caffeine improves reaction time in physical tasks
caffeine generally increases blood pressure and heart rate
caffeine generally is linked to increased testosterone levels after consumption
caffeine generally is linked to increased fat oxidation (i.e., fatty acid turnover)
chronic caffeine intake generally leads to improved insulin sensitivity16
Approved as a dietary supplement component under provisions of the Dietary Supplement Health and Education Act of 1994.
Check out this caffeine calculator at caffeine informer to get an estimate of the amount of caffeine safe to consume based on your weight. See table 2 for an estimate of the caffeine content in common foods and drinks.
Table 2. Caffeine content of select foods and drinks.
Caffeine and L-theanine can act synergistically to improve alertness and attention. L-theanine can also potentially reverse some of the less favorable physiological effects of caffeine - including increased blood pressure, and reduced flow of oxygenated blood to the head. (Learn more)
Fredholm, B. B., Battig, K., Holmen, J., Nehlig, A., & Zvartau, E. E. (1999). Actions of caffeine in the brain with special reference to factors that contribute to its widespread use. Pharmacol Rev, 51(1), 83-133. Retrieved from http://pharmrev.aspetjournals.org/content/51/1/83.full.pdf
Smith, A., Kendrick, A., Maben, A., & Salmon, J. (1994). Effects of breakfast and caffeine on cognitive performance, mood and cardiovascular functioning. Appetite, 22(1), 39-55. doi:10.1006/appe.1994.1004

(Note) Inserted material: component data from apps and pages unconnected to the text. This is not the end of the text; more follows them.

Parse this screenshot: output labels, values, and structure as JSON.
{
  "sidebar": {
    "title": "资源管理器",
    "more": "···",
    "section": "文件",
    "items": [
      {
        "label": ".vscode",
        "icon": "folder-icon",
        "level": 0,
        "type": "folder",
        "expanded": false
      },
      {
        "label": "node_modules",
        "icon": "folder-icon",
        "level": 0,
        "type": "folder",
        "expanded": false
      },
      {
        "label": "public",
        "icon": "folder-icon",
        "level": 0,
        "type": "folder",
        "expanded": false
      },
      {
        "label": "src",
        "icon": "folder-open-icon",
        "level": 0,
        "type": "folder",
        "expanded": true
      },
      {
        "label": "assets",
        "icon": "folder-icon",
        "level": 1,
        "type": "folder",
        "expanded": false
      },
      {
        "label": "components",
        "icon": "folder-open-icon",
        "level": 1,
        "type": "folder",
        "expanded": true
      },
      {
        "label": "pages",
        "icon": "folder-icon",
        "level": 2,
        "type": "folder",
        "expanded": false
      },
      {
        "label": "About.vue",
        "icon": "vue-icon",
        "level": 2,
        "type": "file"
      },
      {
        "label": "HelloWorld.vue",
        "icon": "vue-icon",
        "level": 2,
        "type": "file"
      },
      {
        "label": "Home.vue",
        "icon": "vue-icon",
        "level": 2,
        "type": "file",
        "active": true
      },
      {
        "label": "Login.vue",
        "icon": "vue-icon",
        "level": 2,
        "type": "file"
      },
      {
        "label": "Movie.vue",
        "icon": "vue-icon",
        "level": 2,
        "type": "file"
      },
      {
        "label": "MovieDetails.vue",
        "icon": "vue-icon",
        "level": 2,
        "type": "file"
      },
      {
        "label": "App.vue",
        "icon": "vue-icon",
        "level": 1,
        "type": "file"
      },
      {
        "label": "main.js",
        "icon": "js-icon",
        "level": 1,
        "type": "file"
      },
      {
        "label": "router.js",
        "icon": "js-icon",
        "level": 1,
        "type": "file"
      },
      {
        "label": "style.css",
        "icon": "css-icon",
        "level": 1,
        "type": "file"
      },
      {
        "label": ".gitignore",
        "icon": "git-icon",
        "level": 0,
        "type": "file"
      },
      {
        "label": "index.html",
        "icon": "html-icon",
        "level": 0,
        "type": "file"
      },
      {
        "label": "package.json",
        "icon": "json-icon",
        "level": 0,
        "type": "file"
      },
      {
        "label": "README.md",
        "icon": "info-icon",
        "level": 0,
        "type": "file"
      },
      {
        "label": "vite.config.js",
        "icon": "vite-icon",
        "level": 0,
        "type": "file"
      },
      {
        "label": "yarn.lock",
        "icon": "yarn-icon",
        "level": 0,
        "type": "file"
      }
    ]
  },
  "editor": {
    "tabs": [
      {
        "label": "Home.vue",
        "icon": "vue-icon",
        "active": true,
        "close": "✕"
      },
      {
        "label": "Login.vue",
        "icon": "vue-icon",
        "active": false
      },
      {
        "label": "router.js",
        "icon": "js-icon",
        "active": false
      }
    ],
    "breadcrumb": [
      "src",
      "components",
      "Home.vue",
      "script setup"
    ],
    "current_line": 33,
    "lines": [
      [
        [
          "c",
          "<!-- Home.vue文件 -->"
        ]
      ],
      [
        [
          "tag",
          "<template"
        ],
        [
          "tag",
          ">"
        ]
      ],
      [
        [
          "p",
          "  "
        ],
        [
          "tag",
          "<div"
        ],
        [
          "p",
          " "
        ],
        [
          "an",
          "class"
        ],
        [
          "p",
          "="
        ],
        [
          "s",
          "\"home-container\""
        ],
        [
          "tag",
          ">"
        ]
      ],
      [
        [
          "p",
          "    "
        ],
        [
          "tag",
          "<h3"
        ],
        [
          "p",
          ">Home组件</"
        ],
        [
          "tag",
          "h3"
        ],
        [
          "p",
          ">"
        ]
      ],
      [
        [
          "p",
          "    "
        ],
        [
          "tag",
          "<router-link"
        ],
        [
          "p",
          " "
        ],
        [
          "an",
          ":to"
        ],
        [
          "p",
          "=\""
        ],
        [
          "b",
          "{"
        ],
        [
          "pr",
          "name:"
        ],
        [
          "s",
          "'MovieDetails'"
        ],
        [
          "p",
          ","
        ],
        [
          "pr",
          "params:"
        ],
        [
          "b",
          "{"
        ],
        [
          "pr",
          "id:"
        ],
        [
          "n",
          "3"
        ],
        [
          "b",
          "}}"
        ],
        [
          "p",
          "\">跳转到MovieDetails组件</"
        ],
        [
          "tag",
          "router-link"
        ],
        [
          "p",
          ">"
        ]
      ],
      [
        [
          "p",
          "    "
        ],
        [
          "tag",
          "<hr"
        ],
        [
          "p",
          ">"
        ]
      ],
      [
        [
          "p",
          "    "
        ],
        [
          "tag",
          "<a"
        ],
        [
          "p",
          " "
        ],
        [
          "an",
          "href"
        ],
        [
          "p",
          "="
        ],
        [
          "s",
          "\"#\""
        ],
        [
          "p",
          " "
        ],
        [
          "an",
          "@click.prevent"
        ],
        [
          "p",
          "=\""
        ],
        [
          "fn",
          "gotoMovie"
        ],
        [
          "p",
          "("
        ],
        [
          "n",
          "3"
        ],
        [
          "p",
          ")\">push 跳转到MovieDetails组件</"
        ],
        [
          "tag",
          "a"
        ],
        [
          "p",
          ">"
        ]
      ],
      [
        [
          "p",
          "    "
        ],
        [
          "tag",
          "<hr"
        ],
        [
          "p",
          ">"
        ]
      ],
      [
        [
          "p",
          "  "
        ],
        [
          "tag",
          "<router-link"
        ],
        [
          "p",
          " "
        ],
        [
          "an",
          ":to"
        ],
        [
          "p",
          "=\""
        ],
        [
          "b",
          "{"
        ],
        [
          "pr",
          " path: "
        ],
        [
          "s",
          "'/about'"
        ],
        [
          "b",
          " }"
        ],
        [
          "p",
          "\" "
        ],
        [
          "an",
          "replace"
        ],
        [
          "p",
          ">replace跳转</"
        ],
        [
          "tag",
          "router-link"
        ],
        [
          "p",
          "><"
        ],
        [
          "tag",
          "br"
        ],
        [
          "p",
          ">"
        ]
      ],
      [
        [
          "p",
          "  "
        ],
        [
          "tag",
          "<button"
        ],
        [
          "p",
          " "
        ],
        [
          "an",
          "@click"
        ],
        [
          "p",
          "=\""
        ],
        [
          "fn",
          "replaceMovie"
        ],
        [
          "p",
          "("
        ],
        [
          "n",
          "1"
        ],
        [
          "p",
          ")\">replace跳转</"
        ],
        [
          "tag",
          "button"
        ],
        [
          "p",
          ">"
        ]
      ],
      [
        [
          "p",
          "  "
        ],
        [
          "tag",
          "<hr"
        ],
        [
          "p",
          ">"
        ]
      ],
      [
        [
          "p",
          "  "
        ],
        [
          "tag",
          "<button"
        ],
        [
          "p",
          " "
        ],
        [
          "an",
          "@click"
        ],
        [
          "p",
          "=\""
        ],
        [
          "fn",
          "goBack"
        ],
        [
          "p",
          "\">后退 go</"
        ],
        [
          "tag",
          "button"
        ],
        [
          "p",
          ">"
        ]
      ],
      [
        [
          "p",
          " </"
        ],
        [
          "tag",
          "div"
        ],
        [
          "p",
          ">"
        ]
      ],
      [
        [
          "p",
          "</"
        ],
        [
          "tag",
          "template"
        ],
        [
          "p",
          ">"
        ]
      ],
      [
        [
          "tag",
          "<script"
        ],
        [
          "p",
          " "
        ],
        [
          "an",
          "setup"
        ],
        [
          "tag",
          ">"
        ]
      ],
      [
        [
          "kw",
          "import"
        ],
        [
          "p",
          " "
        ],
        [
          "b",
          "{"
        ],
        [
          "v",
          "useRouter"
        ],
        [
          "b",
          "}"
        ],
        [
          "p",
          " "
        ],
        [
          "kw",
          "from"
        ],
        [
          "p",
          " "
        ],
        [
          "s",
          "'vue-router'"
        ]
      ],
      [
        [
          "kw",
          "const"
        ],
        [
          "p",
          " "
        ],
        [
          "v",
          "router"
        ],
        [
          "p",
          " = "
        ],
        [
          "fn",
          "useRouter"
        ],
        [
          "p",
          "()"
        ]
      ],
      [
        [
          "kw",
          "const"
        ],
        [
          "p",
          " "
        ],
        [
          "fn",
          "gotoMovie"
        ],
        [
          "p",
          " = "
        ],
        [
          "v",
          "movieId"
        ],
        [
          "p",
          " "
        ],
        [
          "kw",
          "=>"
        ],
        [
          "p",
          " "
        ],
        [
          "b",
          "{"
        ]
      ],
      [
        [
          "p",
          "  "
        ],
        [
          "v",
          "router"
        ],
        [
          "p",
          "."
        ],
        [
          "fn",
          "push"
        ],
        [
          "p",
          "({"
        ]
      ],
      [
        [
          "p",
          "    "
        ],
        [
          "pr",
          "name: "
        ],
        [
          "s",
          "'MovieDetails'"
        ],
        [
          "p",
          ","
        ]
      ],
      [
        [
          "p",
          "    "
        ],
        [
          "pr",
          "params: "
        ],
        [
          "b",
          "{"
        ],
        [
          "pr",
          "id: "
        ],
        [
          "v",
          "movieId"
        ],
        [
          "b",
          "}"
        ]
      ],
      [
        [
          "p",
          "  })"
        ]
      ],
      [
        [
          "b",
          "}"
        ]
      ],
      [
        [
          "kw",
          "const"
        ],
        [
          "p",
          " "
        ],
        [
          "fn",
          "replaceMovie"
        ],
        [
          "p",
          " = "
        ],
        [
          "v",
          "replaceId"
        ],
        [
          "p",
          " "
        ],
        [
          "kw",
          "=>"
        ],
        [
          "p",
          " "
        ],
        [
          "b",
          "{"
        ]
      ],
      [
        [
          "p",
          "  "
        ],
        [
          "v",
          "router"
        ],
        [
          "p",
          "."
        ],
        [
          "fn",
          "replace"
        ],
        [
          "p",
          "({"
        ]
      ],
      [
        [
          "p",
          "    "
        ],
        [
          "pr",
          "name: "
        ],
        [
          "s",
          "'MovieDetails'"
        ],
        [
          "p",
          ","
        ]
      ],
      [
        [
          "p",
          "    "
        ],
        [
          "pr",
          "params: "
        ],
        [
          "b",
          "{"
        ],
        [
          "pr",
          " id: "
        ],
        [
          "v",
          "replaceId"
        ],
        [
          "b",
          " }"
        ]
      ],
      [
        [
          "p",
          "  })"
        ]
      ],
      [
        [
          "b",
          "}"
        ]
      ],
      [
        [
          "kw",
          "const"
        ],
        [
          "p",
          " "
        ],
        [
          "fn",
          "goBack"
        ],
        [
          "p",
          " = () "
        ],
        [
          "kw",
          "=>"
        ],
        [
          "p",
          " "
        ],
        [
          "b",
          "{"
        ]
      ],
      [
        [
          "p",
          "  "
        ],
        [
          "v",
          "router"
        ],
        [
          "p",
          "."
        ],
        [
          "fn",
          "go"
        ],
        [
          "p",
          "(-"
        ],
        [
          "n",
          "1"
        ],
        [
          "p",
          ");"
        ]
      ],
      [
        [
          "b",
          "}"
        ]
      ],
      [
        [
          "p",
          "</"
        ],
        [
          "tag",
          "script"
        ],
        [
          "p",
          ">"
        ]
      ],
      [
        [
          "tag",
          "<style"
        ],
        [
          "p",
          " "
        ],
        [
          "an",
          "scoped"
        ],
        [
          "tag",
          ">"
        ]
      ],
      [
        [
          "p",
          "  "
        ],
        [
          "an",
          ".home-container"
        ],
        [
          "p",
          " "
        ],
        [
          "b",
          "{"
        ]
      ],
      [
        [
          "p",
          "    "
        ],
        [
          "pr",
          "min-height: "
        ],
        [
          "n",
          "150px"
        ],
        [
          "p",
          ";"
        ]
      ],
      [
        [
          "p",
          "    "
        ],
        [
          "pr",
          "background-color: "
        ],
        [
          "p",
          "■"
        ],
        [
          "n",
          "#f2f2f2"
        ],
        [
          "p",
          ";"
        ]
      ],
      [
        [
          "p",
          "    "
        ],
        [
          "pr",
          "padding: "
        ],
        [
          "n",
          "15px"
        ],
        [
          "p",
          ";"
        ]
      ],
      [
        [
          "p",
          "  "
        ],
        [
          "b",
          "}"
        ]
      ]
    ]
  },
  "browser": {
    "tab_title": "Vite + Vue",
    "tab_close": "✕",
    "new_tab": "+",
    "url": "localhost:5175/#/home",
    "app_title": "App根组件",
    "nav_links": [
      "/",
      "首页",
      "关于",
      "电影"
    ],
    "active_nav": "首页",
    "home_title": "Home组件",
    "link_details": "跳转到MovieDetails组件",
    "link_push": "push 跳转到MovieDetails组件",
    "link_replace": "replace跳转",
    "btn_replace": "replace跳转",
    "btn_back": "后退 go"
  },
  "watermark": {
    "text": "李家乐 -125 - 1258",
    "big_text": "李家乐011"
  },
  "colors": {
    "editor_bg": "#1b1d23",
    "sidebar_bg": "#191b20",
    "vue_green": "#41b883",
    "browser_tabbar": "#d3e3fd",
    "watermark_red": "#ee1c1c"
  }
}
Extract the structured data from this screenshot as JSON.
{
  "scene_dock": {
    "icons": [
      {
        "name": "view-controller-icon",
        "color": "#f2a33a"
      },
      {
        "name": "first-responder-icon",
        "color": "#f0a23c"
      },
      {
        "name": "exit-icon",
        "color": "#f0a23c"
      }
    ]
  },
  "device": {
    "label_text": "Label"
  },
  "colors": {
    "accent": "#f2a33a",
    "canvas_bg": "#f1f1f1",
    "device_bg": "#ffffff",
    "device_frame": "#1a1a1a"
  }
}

Wilhelmus, M. M., Hay, J. L., Zuiker, R. G., Okkerse, P., Perdrieu, C., Sauser, J., ... & Silber, B. Y. (2016). Effects of a single, oral 60 mg caffeine dose on attention in healthy adult subjects. Journal of Psychopharmacology, 0269881116668593.
Smith, A. P., Christopher, G., & Sutherland, D. (2013). Acute effects of caffeine on attention: a comparison of non-consumers and withdrawn consumers. J Psychopharmacol, 27(1), 77-83. doi:10.1177/0269881112460112
Rogers, P. J., Smith, J. E., Heatherley, S. V., & Pleydell-Pearce, C. W. (2008). Time for tea: mood, blood pressure and cognitive performance effects of caffeine and theanine administered alone and together. Psychopharmacology (Berl), 195(4), 569-577. doi:10.1007/s00213-007-0938-1
Lieberman, H. R., Tharion, W. J., Shukitt-Hale, B., Speckman, K. L., & Tulley, R. (2002). Effects of caffeine, sleep loss, and stress on cognitive performance and mood during U.S. Navy SEAL training. Sea-Air-Land. Psychopharmacology (Berl), 164(3), 250-261. doi:10.1007/s00213-002-1217-9
Morgan, A., & Stevens, J. (2010). Does Bacopa monnieri improve memory performance in older persons? Results of a randomized, placebo-controlled, double-blind trial. The Journal of Alternative and Complementary Medicine, 16(7), 753-759.
Burke, T. M., Markwald, R. R., McHill, A. W., Chinoy, E. D., Snider, J. A., Bessman, S. C., . . . Wright, K. P., Jr. (2015). Effects of caffeine on the human circadian clock in vivo and in vitro. Sci Transl Med, 7(305), 305ra146. doi:10.1126/scitranslmed.aac5125